◆ **PROBLEM TO WORK ON**
Write out every line below with no difference at all.

[Website and app data records]
_ _ _ _ _ _ _
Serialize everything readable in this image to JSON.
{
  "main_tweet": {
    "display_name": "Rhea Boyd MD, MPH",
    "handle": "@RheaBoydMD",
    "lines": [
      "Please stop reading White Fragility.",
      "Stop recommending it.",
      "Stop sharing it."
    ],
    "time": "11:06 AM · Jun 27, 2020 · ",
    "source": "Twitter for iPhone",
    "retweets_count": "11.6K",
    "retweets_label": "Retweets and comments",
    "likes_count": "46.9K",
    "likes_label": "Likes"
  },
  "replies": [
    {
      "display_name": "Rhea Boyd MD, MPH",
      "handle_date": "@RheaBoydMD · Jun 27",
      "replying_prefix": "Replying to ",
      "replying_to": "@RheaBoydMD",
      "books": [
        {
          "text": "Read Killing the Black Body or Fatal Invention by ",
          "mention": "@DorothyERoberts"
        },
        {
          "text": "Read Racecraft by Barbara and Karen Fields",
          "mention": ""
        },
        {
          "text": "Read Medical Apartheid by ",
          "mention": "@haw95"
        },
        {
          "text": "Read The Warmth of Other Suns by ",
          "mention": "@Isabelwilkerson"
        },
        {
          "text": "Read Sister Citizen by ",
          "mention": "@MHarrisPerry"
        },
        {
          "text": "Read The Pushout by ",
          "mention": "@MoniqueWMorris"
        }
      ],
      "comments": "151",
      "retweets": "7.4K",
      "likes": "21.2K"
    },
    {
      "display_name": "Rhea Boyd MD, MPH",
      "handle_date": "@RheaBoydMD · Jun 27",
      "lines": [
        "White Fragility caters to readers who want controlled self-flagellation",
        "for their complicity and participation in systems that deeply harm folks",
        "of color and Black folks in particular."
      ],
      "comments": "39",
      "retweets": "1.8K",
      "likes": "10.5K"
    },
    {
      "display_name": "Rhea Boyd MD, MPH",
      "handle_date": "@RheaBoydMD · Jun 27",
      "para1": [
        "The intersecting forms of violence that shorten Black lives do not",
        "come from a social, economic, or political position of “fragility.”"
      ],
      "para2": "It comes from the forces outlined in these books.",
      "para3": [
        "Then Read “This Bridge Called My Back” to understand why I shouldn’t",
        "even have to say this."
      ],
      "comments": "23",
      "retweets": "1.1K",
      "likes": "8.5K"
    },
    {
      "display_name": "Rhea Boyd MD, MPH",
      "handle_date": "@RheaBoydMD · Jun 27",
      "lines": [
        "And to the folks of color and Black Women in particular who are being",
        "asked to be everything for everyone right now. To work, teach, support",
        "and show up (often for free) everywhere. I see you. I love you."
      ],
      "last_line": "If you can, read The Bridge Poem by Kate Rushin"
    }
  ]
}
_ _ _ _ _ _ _
◆ **TASK ANSWER**
Serialize everything readable in this image to JSON.
{
  "main_tweet": {
    "display_name": "Rhea Boyd MD, MPH",
    "handle": "@RheaBoydMD",
    "lines": [
      "Please stop reading White Fragility.",
      "Stop recommending it.",
      "Stop sharing it."
    ],
    "time": "11:06 AM · Jun 27, 2020 · ",
    "source": "Twitter for iPhone",
    "retweets_count": "11.6K",
    "retweets_label": "Retweets and comments",
    "likes_count": "46.9K",
    "likes_label": "Likes"
  },
  "replies": [
    {
      "display_name": "Rhea Boyd MD, MPH",
      "handle_date": "@RheaBoydMD · Jun 27",
      "replying_prefix": "Replying to ",
      "replying_to": "@RheaBoydMD",
      "books": [
        {
          "text": "Read Killing the Black Body or Fatal Invention by ",
          "mention": "@DorothyERoberts"
        },
        {
          "text": "Read Racecraft by Barbara and Karen Fields",
          "mention": ""
        },
        {
          "text": "Read Medical Apartheid by ",
          "mention": "@haw95"
        },
        {
          "text": "Read The Warmth of Other Suns by ",
          "mention": "@Isabelwilkerson"
        },
        {
          "text": "Read Sister Citizen by ",
          "mention": "@MHarrisPerry"
        },
        {
          "text": "Read The Pushout by ",
          "mention": "@MoniqueWMorris"
        }
      ],
      "comments": "151",
      "retweets": "7.4K",
      "likes": "21.2K"
    },
    {
      "display_name": "Rhea Boyd MD, MPH",
      "handle_date": "@RheaBoydMD · Jun 27",
      "lines": [
        "White Fragility caters to readers who want controlled self-flagellation",
        "for their complicity and participation in systems that deeply harm folks",
        "of color and Black folks in particular."
      ],
      "comments": "39",
      "retweets": "1.8K",
      "likes": "10.5K"
    },
    {
      "display_name": "Rhea Boyd MD, MPH",
      "handle_date": "@RheaBoydMD · Jun 27",
      "para1": [
        "The intersecting forms of violence that shorten Black lives do not",
        "come from a social, economic, or political position of “fragility.”"
      ],
      "para2": "It comes from the forces outlined in these books.",
      "para3": [
        "Then Read “This Bridge Called My Back” to understand why I shouldn’t",
        "even have to say this."
      ],
      "comments": "23",
      "retweets": "1.1K",
      "likes": "8.5K"
    },
    {
      "display_name": "Rhea Boyd MD, MPH",
      "handle_date": "@RheaBoydMD · Jun 27",
      "lines": [
        "And to the folks of color and Black Women in particular who are being",
        "asked to be everything for everyone right now. To work, teach, support",
        "and show up (often for free) everywhere. I see you. I love you."
      ],
      "last_line": "If you can, read The Bridge Poem by Kate Rushin"
    }
  ]
}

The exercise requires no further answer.